Cooling your home will get more expensive this summer, according to the Energy Information Administration.

The national average electricity price for households will rise around 4% this summer compared to 2021, according to the EIA’s Summer 2022 Electricity Industry Outlook.

Reasons for the surge include higher natural gas prices over the past 18 months; continued retirements of coal-fired plants and constraints in coal deliveries; and growing demand for electricity as the industrial and commercial sectors return to pre-pandemic production activity.

“These changes in supply and demand led to gradually rising wholesale electricity prices in recent months as well as contributing to price spikes at certain times in response to temporary constraints in supplying power,” according to the summer study, which was part of this month’s Short-Term Energy Outlook.

The summer forecast says residents will pay, on average, 14.4 cents per kilowatt-hour between June and August, a 3.9% rise over last summer. The commercial sector price is expected to average 12 cents/kWh (up 4.5%), and the industrial sector is expected to average 7.7 cents/kWh (up 2.9%).

While this year-over-year increase is larger than in recent years, it’s smaller than the increase between summer 2020 and summer 2021, when pandemic restrictions forced more people to stay home.

“Over that period, residential prices grew 5.0%, commercial prices rose by 5.5%, and industrial prices went up 6.0%,” the report said.

The EIA’s latest forecast continues to track a growing share of renewables in electricity generation.
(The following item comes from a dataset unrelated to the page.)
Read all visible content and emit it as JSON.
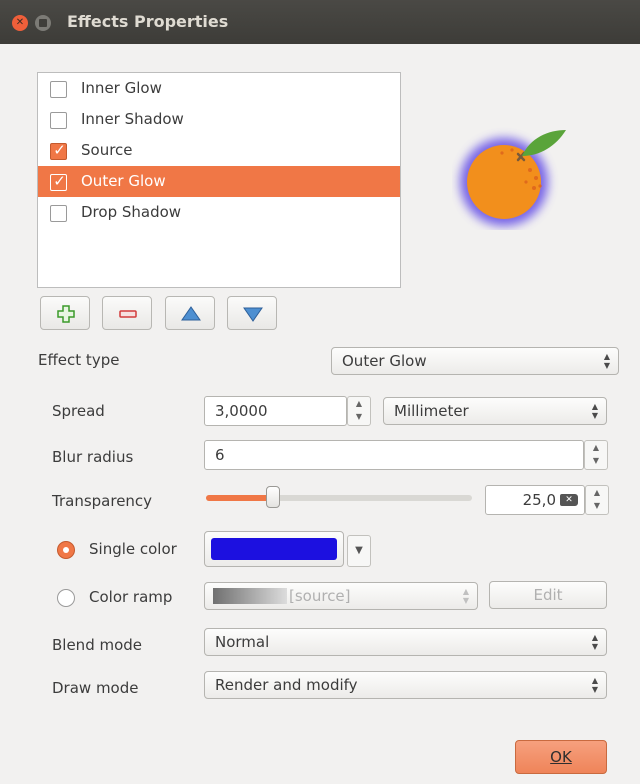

The share for renewables is expected to rise from 20% in 2021 to 22% in 2022 and 23% in 2023 due to continuing increases in solar and wind generating capacity.

The EIA expects that solar and battery additions will account for more than half of new electric sector capacity in 2022 and 2023. Planned wind additions will also add to that capacity—10 gigawatts in 2022 and 4 GW in 2023. Planned solar additions include 20 GW of utility-scale capacity in 2022 and 23 GW in 2023. Small-scale solar installations (systems less than 1 megawatt) will grow by 5 GW in 2022 and 6 GW in 2023.

Meanwhile, Henry Hub natural gas spot prices remain high. In April, the spot price averaged $6.59 per million British thermal units, compared to $4.90/MMBtu in March and $2.66 at the same time last year. EIA predicts even higher prices for the rest of 2022: an average of $7.83/MMBtu during the second quarter and $8.59/MMBtu during the second half of the year.

Next year, the EIA expects Henry Hub spot prices to average $4.74/MMBtu due in part to higher production of natural gas.